Origin of palmed
- the blade of an oar.
- the inner face of an anchor fluke.
- (loosely) an anchor fluke.
verb (used with object)
Origin of palm1
Related Words for palmedpurloin, filch, swipe, stow, stash, handle, lick, pat, rub, tap, reach, feel, stroke, caress, brush, kiss, strike, hit, try, perceive
Examples from the Web for palmed
Contemporary Examples of palmed
Handbags can be security blankets for the most powerful women–held close even when they could be palmed off on a chorus of aides.The Language of Margaret Thatcher’s Handbags
April 8, 2013
Historical Examples of palmed
How maddening if, seeing that I was an unprotected man, they palmed off Jaeger on me!Once a Week
Alan Alexander Milne
They have palmed the character upon him, they have burned him in the hand.
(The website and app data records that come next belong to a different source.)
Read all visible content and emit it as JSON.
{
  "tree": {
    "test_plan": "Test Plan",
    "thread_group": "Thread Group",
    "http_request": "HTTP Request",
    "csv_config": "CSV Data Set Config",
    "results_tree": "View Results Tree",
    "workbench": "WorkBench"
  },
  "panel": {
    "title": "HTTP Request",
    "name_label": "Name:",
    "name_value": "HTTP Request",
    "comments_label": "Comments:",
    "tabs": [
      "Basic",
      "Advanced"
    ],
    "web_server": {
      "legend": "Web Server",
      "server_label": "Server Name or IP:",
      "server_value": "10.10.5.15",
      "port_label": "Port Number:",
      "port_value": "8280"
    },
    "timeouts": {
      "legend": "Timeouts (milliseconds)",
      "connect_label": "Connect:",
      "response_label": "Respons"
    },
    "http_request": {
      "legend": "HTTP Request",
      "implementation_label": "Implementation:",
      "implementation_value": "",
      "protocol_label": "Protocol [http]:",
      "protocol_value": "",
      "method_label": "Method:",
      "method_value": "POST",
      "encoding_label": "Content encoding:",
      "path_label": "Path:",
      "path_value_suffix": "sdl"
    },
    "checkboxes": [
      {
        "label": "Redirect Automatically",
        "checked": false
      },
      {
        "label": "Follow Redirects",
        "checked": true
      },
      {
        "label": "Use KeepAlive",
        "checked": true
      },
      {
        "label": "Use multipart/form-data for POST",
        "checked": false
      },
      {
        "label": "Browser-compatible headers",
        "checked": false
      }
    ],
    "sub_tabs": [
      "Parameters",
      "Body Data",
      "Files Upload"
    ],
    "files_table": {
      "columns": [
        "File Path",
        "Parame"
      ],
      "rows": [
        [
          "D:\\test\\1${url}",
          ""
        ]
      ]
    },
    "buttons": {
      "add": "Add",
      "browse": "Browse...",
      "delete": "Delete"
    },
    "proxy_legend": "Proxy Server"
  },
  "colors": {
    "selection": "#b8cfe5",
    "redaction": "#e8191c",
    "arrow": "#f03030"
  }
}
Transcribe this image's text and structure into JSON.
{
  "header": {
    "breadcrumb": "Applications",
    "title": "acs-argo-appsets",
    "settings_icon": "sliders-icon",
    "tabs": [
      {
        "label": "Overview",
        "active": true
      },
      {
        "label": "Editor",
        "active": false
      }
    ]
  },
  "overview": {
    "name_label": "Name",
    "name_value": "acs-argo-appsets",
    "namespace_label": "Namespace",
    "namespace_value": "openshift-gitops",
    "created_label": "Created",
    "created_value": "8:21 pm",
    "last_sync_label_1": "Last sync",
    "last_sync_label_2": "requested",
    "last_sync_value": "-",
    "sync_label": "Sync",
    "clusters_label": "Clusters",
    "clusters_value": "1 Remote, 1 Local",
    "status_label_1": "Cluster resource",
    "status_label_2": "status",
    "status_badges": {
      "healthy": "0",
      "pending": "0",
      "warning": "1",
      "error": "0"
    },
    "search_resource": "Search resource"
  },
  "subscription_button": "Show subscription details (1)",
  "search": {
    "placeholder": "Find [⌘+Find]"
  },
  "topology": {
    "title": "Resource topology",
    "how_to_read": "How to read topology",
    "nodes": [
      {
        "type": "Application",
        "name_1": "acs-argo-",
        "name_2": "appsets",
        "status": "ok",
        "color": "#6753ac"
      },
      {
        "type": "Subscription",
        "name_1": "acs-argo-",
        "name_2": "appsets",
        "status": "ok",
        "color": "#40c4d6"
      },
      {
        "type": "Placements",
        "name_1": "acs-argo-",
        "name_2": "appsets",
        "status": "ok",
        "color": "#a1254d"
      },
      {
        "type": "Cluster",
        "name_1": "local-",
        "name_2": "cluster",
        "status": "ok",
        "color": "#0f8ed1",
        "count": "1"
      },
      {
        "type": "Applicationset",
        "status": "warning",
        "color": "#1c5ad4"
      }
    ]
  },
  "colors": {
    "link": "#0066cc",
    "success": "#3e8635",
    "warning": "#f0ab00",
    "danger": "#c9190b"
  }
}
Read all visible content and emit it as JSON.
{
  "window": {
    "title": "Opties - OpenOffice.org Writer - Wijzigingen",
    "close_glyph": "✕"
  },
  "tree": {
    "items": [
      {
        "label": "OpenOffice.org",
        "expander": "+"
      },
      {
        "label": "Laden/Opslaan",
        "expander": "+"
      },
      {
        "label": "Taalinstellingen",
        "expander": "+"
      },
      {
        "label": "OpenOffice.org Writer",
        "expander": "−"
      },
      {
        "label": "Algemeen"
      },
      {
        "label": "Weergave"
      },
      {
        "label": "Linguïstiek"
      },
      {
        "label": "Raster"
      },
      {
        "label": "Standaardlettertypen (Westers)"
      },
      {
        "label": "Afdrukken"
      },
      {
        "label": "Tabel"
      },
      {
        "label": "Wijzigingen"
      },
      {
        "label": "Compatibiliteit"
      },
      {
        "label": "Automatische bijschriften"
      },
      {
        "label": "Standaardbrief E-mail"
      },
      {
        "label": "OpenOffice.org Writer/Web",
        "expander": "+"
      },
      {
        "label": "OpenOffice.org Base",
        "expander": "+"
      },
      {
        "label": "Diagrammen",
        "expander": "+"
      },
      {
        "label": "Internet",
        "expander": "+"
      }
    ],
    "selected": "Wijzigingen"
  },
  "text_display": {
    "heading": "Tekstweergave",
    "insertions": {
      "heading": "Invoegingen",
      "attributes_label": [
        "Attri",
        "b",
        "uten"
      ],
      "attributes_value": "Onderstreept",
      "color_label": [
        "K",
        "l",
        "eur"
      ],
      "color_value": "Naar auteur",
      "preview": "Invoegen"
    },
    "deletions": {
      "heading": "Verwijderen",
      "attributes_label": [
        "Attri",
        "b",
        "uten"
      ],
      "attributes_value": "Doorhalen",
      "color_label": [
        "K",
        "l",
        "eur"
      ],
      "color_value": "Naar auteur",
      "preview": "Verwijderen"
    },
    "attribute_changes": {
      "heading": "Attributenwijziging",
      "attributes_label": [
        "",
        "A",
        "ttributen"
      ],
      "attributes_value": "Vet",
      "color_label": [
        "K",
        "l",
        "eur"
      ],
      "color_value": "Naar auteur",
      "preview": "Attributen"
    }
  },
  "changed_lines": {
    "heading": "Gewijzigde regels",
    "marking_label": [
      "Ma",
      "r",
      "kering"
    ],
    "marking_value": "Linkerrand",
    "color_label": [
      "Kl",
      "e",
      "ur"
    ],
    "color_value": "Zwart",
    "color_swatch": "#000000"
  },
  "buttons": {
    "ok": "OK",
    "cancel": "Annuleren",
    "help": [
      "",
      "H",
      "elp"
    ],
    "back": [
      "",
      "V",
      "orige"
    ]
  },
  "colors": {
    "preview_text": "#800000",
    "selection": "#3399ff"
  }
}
But in reality he had palmed it quite neatly, and a little later he pocketed it.Long Live the King
Mary Roberts Rinehart
One of 'em's the rooster as palmed off that rotten saddle on you.Kiddie the Scout
Professor Dwight said: "This is what is palmed off on us for science!"The Ethics of Medical Homicide and Mutilation
- the side of the blade of an oar that faces away from the direction of a boat's movement during a stroke
- the face of the fluke of an anchor
Word Origin for palm
Word Origin for palm
"flat of the hand," c.1300, from Old French palme (Modern French paume), from Latin palma "palm of the hand," also "flat end of an oar; palm tree," from PIE *pel- "to spread out; flat" (cf. Greek palame "open hand," Old Irish lam, Welsh llaw, Old English folm, Old High German folma "hand," Sanskrit panih "hand, hoof"). Palm oil is earlier in the punning sense of "bribe" (1620s) than in the literal sense of "oil from the fruit of the West African palm" (1705, from palm (n.2)).
tropical tree, Old English palma, Old French palme, both from Latin palma "palm tree," originally "palm of the hand;" the tree so called from the shape of its leaves, like fingers of a hand (see palm (n.1)).
The word traveled early to northern Europe, where the tree does not grow, via Christianity, and took root in the local languages (e.g. Old Saxon palma, Old High German palma, Old Norse palmr). Palm Sunday is Old English palm-sunnandæg.
In ancient times, a leaf or frond was carried or worn as a symbol of victory or triumph, or on feast days; hence figurative use of palm for "victory, triumph" (late 14c.). Palm court "large room in a hotel, etc., usually decorated with potted palms" first recorded 1908.
"impose (something) on (someone)," 1670s, from palm (n.1). Extended form palm off is from 1822.
In addition to the idiom beginning with palm
- palm off
- cross someone's palm
- grease someone's palm
- itchy palm